**What to do:** Return the entries exactly. Images are not part of the copy.
Data records Block Start
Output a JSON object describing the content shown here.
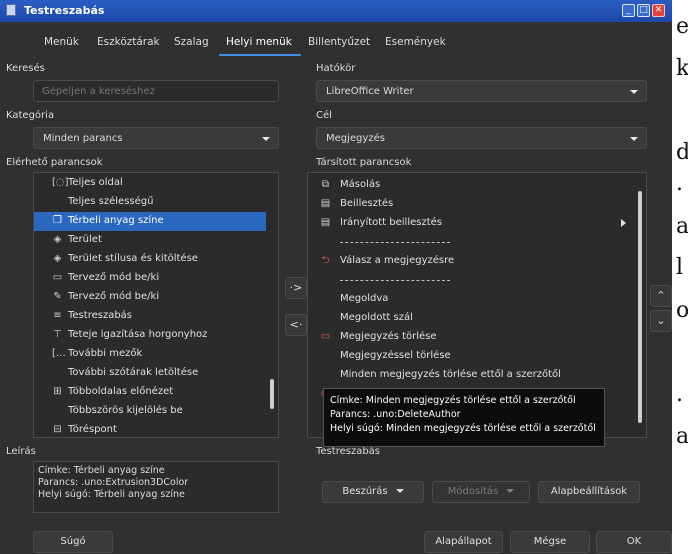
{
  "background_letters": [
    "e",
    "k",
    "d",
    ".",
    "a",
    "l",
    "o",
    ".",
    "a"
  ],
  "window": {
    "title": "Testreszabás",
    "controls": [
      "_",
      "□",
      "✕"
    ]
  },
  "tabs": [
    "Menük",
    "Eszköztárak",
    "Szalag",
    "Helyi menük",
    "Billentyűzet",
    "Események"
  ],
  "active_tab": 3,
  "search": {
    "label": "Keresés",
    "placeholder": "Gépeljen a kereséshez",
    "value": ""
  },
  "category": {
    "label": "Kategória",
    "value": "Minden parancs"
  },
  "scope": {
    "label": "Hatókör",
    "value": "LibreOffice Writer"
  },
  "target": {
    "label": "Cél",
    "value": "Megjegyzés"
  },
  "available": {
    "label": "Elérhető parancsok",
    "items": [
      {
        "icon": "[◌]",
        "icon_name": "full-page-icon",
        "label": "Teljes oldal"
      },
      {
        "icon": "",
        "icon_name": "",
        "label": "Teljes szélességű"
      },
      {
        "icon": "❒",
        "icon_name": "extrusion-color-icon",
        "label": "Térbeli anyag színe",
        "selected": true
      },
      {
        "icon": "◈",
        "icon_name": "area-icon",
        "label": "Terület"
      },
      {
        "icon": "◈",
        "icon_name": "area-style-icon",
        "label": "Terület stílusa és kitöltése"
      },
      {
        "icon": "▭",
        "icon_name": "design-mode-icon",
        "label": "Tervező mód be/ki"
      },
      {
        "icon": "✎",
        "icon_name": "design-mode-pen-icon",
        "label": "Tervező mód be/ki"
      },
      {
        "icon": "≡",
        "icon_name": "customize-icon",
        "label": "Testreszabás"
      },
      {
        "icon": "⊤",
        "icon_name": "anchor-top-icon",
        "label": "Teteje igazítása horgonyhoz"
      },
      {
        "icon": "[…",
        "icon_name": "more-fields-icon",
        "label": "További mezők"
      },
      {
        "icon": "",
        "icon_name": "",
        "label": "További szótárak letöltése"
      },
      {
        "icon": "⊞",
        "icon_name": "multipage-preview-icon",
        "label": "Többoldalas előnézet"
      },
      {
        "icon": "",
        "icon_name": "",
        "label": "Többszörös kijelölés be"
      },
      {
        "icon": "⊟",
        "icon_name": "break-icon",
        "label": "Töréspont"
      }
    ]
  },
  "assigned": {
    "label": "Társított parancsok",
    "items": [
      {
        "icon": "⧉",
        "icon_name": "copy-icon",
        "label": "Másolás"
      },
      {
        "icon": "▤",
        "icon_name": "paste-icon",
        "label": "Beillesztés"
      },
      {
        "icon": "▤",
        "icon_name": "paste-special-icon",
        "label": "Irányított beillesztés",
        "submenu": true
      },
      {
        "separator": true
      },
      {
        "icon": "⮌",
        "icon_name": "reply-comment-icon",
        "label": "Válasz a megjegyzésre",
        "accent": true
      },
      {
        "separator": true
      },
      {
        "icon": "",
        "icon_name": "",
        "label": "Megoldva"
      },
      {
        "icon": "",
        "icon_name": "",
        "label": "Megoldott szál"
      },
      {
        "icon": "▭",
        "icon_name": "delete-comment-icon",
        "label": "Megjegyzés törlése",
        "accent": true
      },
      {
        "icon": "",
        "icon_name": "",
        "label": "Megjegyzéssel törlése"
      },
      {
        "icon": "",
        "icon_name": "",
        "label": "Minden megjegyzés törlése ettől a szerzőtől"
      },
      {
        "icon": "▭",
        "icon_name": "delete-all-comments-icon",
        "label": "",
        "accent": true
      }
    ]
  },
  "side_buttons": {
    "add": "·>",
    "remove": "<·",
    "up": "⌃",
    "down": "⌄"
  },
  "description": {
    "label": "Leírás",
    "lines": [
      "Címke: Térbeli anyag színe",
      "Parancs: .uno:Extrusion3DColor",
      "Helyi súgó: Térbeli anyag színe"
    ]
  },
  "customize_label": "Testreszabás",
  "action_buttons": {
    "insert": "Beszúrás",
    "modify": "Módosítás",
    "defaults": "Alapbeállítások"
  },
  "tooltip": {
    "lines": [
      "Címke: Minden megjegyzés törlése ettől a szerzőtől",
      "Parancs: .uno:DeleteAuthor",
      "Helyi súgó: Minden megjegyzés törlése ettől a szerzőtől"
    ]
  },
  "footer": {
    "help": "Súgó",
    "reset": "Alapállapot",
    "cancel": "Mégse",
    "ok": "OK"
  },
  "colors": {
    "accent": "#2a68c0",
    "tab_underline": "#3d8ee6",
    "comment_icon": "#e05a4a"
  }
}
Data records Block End
**Written answer:**
Output a JSON object describing the content shown here.
{
  "background_letters": [
    "e",
    "k",
    "d",
    ".",
    "a",
    "l",
    "o",
    ".",
    "a"
  ],
  "window": {
    "title": "Testreszabás",
    "controls": [
      "_",
      "□",
      "✕"
    ]
  },
  "tabs": [
    "Menük",
    "Eszköztárak",
    "Szalag",
    "Helyi menük",
    "Billentyűzet",
    "Események"
  ],
  "active_tab": 3,
  "search": {
    "label": "Keresés",
    "placeholder": "Gépeljen a kereséshez",
    "value": ""
  },
  "category": {
    "label": "Kategória",
    "value": "Minden parancs"
  },
  "scope": {
    "label": "Hatókör",
    "value": "LibreOffice Writer"
  },
  "target": {
    "label": "Cél",
    "value": "Megjegyzés"
  },
  "available": {
    "label": "Elérhető parancsok",
    "items": [
      {
        "icon": "[◌]",
        "icon_name": "full-page-icon",
        "label": "Teljes oldal"
      },
      {
        "icon": "",
        "icon_name": "",
        "label": "Teljes szélességű"
      },
      {
        "icon": "❒",
        "icon_name": "extrusion-color-icon",
        "label": "Térbeli anyag színe",
        "selected": true
      },
      {
        "icon": "◈",
        "icon_name": "area-icon",
        "label": "Terület"
      },
      {
        "icon": "◈",
        "icon_name": "area-style-icon",
        "label": "Terület stílusa és kitöltése"
      },
      {
        "icon": "▭",
        "icon_name": "design-mode-icon",
        "label": "Tervező mód be/ki"
      },
      {
        "icon": "✎",
        "icon_name": "design-mode-pen-icon",
        "label": "Tervező mód be/ki"
      },
      {
        "icon": "≡",
        "icon_name": "customize-icon",
        "label": "Testreszabás"
      },
      {
        "icon": "⊤",
        "icon_name": "anchor-top-icon",
        "label": "Teteje igazítása horgonyhoz"
      },
      {
        "icon": "[…",
        "icon_name": "more-fields-icon",
        "label": "További mezők"
      },
      {
        "icon": "",
        "icon_name": "",
        "label": "További szótárak letöltése"
      },
      {
        "icon": "⊞",
        "icon_name": "multipage-preview-icon",
        "label": "Többoldalas előnézet"
      },
      {
        "icon": "",
        "icon_name": "",
        "label": "Többszörös kijelölés be"
      },
      {
        "icon": "⊟",
        "icon_name": "break-icon",
        "label": "Töréspont"
      }
    ]
  },
  "assigned": {
    "label": "Társított parancsok",
    "items": [
      {
        "icon": "⧉",
        "icon_name": "copy-icon",
        "label": "Másolás"
      },
      {
        "icon": "▤",
        "icon_name": "paste-icon",
        "label": "Beillesztés"
      },
      {
        "icon": "▤",
        "icon_name": "paste-special-icon",
        "label": "Irányított beillesztés",
        "submenu": true
      },
      {
        "separator": true
      },
      {
        "icon": "⮌",
        "icon_name": "reply-comment-icon",
        "label": "Válasz a megjegyzésre",
        "accent": true
      },
      {
        "separator": true
      },
      {
        "icon": "",
        "icon_name": "",
        "label": "Megoldva"
      },
      {
        "icon": "",
        "icon_name": "",
        "label": "Megoldott szál"
      },
      {
        "icon": "▭",
        "icon_name": "delete-comment-icon",
        "label": "Megjegyzés törlése",
        "accent": true
      },
      {
        "icon": "",
        "icon_name": "",
        "label": "Megjegyzéssel törlése"
      },
      {
        "icon": "",
        "icon_name": "",
        "label": "Minden megjegyzés törlése ettől a szerzőtől"
      },
      {
        "icon": "▭",
        "icon_name": "delete-all-comments-icon",
        "label": "",
        "accent": true
      }
    ]
  },
  "side_buttons": {
    "add": "·>",
    "remove": "<·",
    "up": "⌃",
    "down": "⌄"
  },
  "description": {
    "label": "Leírás",
    "lines": [
      "Címke: Térbeli anyag színe",
      "Parancs: .uno:Extrusion3DColor",
      "Helyi súgó: Térbeli anyag színe"
    ]
  },
  "customize_label": "Testreszabás",
  "action_buttons": {
    "insert": "Beszúrás",
    "modify": "Módosítás",
    "defaults": "Alapbeállítások"
  },
  "tooltip": {
    "lines": [
      "Címke: Minden megjegyzés törlése ettől a szerzőtől",
      "Parancs: .uno:DeleteAuthor",
      "Helyi súgó: Minden megjegyzés törlése ettől a szerzőtől"
    ]
  },
  "footer": {
    "help": "Súgó",
    "reset": "Alapállapot",
    "cancel": "Mégse",
    "ok": "OK"
  },
  "colors": {
    "accent": "#2a68c0",
    "tab_underline": "#3d8ee6",
    "comment_icon": "#e05a4a"
  }
}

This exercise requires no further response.